In May, Nevada became the recipient of $654,640 from the Federal Emergency Management Agency (FEMA) for the Crisis Counseling Immediate Services Program, providing funding for services up to 60 days and 9 months after a presidential disaster declaration. This had allowed the state to deploy 39 pandemic crisis counselors, called Resilience Ambassadors, throughout the state.
Dr. Woodard says this is Nevada’s first CCP, which simultaneously means the state doesn’t have one to build on and there’s an opportunity to create one based on the public health model she and her colleagues believe is essential to suicide and mental health crisis prevention and intervention. They are calling it the Nevada Resilience Project.
The ambassadors, highly trained in psychological first aid and suicide prevention, are deployed at Boys and Girls Clubs across the state, the Frontier Community Coalition, the Southern Nevada Health District, Washoe County Human Services, Crisis Support Services of Nevada, and the Division of Aging and Disability-Nevada CAN. The latter is the state’s COVID-19 rapid response team for homebound seniors. The CCP grant also funds public awareness campaigns on healthy ways to cope and manage stress during the pandemic and access resources in the community.
Dr. Woodard points out that Nevada helped regions build their early response capacity even before coronavirus, but now it can further put basic stabilization skills into people’s hands to support their communities. “The goal is to expand the number of people in a community who are ready, willing, and able to provide outreach,” says Dr. Woodard, “and teach positive coping to those in need early to prevent the need for more formal behavioral health interventions, and to promote psychological well-being in our communities and schools.”
According to Dr. Woodard, a public health approach to mental health promotion strengthens a much-needed safety net for Nevada, a state with large swaths of rural and frontier areas and a behavioral health provider shortage. “Some of our counties have few people and a lot of distance between resources and where people live.” Community members knowledgeable in psychological first aid, she says, are vital partners to the state’s crisis care response system. Together, the 39 CCP resilience ambassadors and the 100 plus volunteers trained in psychological first aid make up a formal and informal community support continuum. It’s all part of Dr. Woodard’s enduring sustainability plan where “the volunteer pool will exist long after the CCP is complete.” She says if there’s a disaster and a county needs a person trained in psychological first aid, DHHS could deploy volunteers.
Throughout the nation, notes Dr. Woodard, there’s a great deal of dependence on formal behavioral health treatment services and a dichotomous view that either a community has resources or it doesn’t. Yet, says Dr. Woodard, most people in crisis prefer to speak to someone they know and trust in their community. “We recognize that when someone is emotionally struggling, the last place that most people first select to go is the emergency room. Our communities can provide the vital supports needed for prevention and early intervention for people experiencing early crises. More often than not, people rarely identify themselves as in crisis until the crisis is so great they need formal intervention.”
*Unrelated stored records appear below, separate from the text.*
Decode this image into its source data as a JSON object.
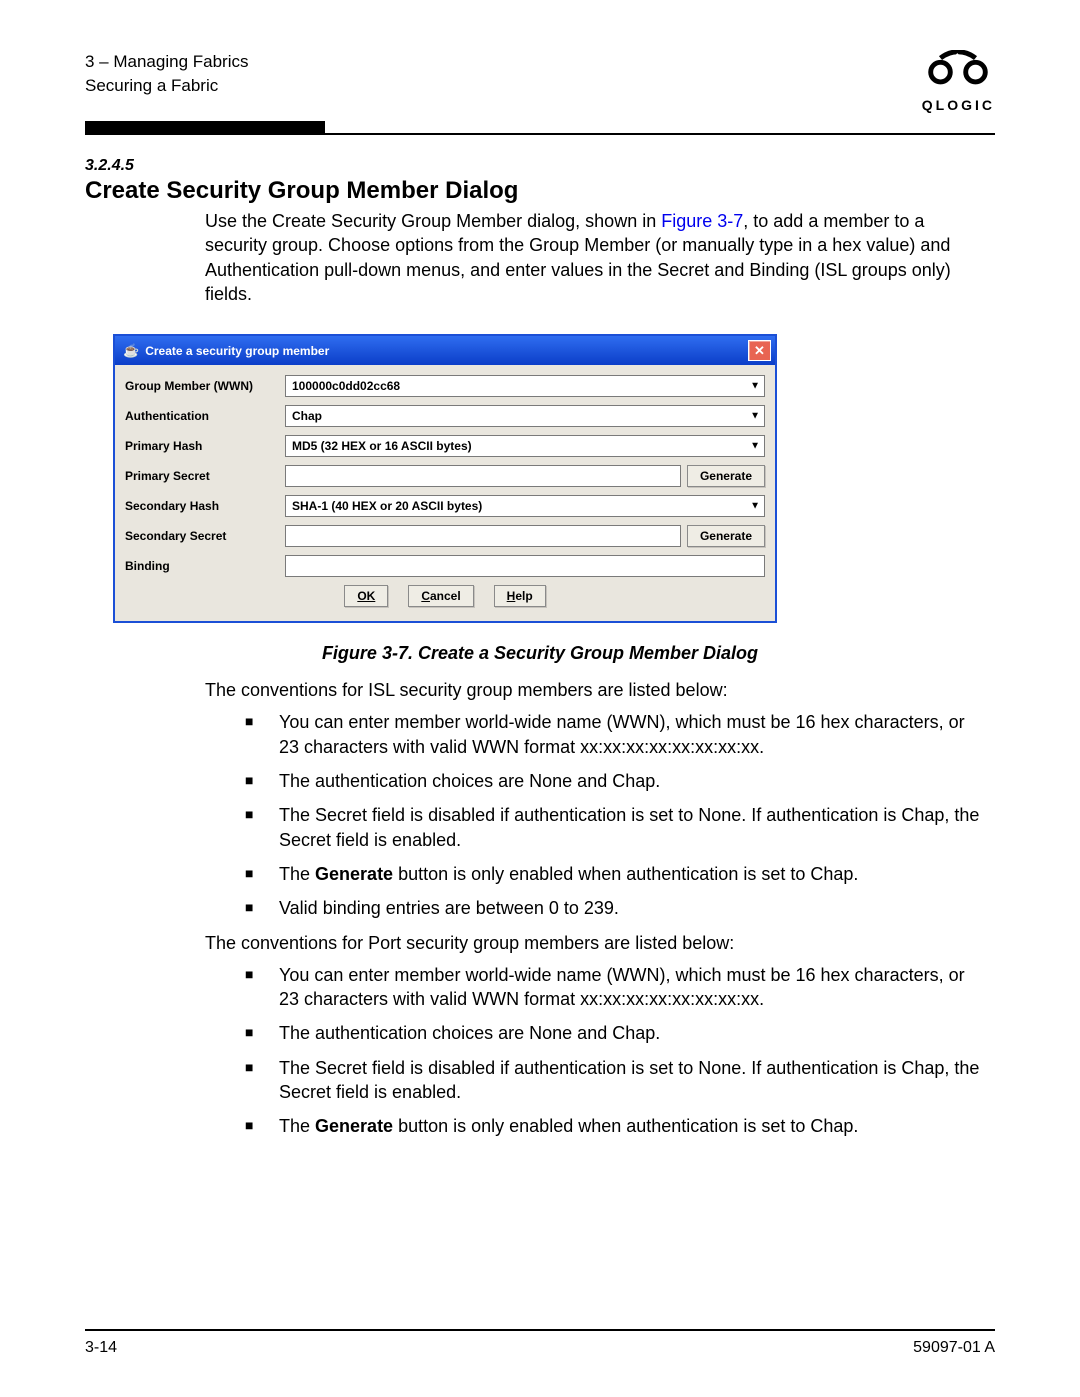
{
  "header": {
    "line1": "3 – Managing Fabrics",
    "line2": "Securing a Fabric",
    "brand": "QLOGIC"
  },
  "section": {
    "number": "3.2.4.5",
    "title": "Create Security Group Member Dialog",
    "intro_pre": "Use the Create Security Group Member dialog, shown in ",
    "intro_link": "Figure 3-7",
    "intro_post": ", to add a member to a security group. Choose options from the Group Member (or manually type in a hex value) and Authentication pull-down menus, and enter values in the Secret and Binding (ISL groups only) fields."
  },
  "dialog": {
    "title": "Create a security group member",
    "labels": {
      "group_member": "Group Member (WWN)",
      "authentication": "Authentication",
      "primary_hash": "Primary Hash",
      "primary_secret": "Primary Secret",
      "secondary_hash": "Secondary Hash",
      "secondary_secret": "Secondary Secret",
      "binding": "Binding"
    },
    "values": {
      "group_member": "100000c0dd02cc68",
      "authentication": "Chap",
      "primary_hash": "MD5 (32 HEX or 16 ASCII bytes)",
      "primary_secret": "",
      "secondary_hash": "SHA-1 (40 HEX or 20 ASCII bytes)",
      "secondary_secret": "",
      "binding": ""
    },
    "buttons": {
      "generate": "Generate",
      "ok": "OK",
      "cancel_u": "C",
      "cancel_rest": "ancel",
      "help_u": "H",
      "help_rest": "elp"
    }
  },
  "figure_caption": "Figure 3-7.  Create a Security Group Member Dialog",
  "isl_intro": "The conventions for ISL security group members are listed below:",
  "isl_items": [
    "You can enter member world-wide name (WWN), which must be 16 hex characters, or 23 characters with valid WWN format xx:xx:xx:xx:xx:xx:xx:xx.",
    "The authentication choices are None and Chap.",
    "The Secret field is disabled if authentication is set to None. If authentication is Chap, the Secret field is enabled.",
    "The |Generate| button is only enabled when authentication is set to Chap.",
    "Valid binding entries are between 0 to 239."
  ],
  "port_intro": "The conventions for Port security group members are listed below:",
  "port_items": [
    "You can enter member world-wide name (WWN), which must be 16 hex characters, or 23 characters with valid WWN format xx:xx:xx:xx:xx:xx:xx:xx.",
    "The authentication choices are None and Chap.",
    "The Secret field is disabled if authentication is set to None. If authentication is Chap, the Secret field is enabled.",
    "The |Generate| button is only enabled when authentication is set to Chap."
  ],
  "footer": {
    "left": "3-14",
    "right": "59097-01 A"
  }
}
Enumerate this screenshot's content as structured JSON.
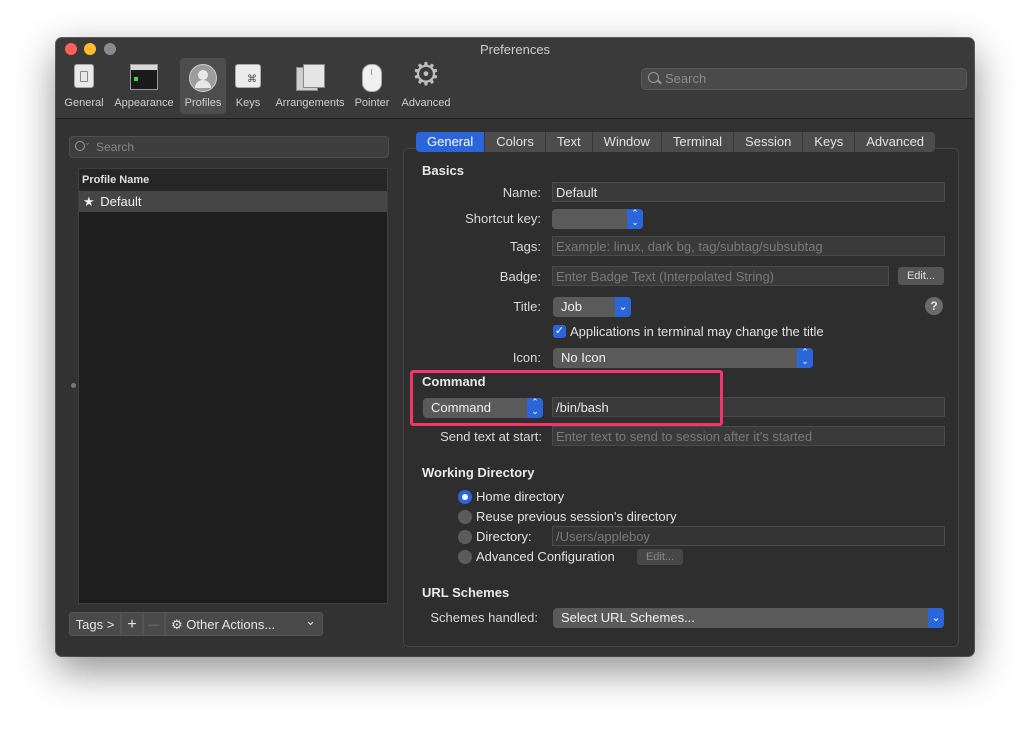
{
  "window": {
    "title": "Preferences"
  },
  "toolbar": {
    "items": [
      {
        "label": "General",
        "icon": "general-icon"
      },
      {
        "label": "Appearance",
        "icon": "appearance-icon"
      },
      {
        "label": "Profiles",
        "icon": "profiles-icon",
        "active": true
      },
      {
        "label": "Keys",
        "icon": "keys-icon",
        "glyph": "⌘"
      },
      {
        "label": "Arrangements",
        "icon": "arrangements-icon"
      },
      {
        "label": "Pointer",
        "icon": "pointer-icon"
      },
      {
        "label": "Advanced",
        "icon": "gear-icon",
        "glyph": "⚙"
      }
    ],
    "search_placeholder": "Search"
  },
  "sidebar": {
    "search_placeholder": "Search",
    "column_header": "Profile Name",
    "profiles": [
      {
        "name": "Default",
        "star": "★"
      }
    ],
    "tags_button": "Tags >",
    "add_button": "+",
    "remove_button": "—",
    "other_actions": "Other Actions...",
    "gear_glyph": "⚙",
    "chevron": "⌄"
  },
  "tabs": [
    "General",
    "Colors",
    "Text",
    "Window",
    "Terminal",
    "Session",
    "Keys",
    "Advanced"
  ],
  "basics": {
    "title": "Basics",
    "name_label": "Name:",
    "name_value": "Default",
    "shortcut_label": "Shortcut key:",
    "shortcut_value": "",
    "tags_label": "Tags:",
    "tags_placeholder": "Example: linux, dark bg, tag/subtag/subsubtag",
    "badge_label": "Badge:",
    "badge_placeholder": "Enter Badge Text (Interpolated String)",
    "badge_edit": "Edit...",
    "title_label": "Title:",
    "title_value": "Job",
    "help": "?",
    "title_checkbox": "Applications in terminal may change the title",
    "title_checkbox_checked": true,
    "icon_label": "Icon:",
    "icon_value": "No Icon"
  },
  "command": {
    "title": "Command",
    "type_value": "Command",
    "command_value": "/bin/bash",
    "send_text_label": "Send text at start:",
    "send_text_placeholder": "Enter text to send to session after it's started"
  },
  "working_directory": {
    "title": "Working Directory",
    "options": [
      {
        "label": "Home directory",
        "selected": true
      },
      {
        "label": "Reuse previous session's directory",
        "selected": false
      },
      {
        "label": "Directory:",
        "selected": false
      },
      {
        "label": "Advanced Configuration",
        "selected": false
      }
    ],
    "directory_value": "/Users/appleboy",
    "advanced_edit": "Edit..."
  },
  "url_schemes": {
    "title": "URL Schemes",
    "label": "Schemes handled:",
    "value": "Select URL Schemes..."
  },
  "colors": {
    "accent": "#2a66d9",
    "highlight": "#f2366a",
    "close": "#ff5f57",
    "minimize": "#febc2e",
    "zoom": "#8a8a8a"
  }
}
A natural extension to the formal behavioral health treatment system is to bring in the community: people who are aware and adequately trained to assist and intervene. “Mental health promotion, prevention, and early intervention must be cultivated where we all live, learn, work, and play. When our communities can respond to the needs of each of us, we are all more resilient together.”
“This,” says Dr. Woodard, “allows us to have tough conversations with each other, but conversations we need to have.”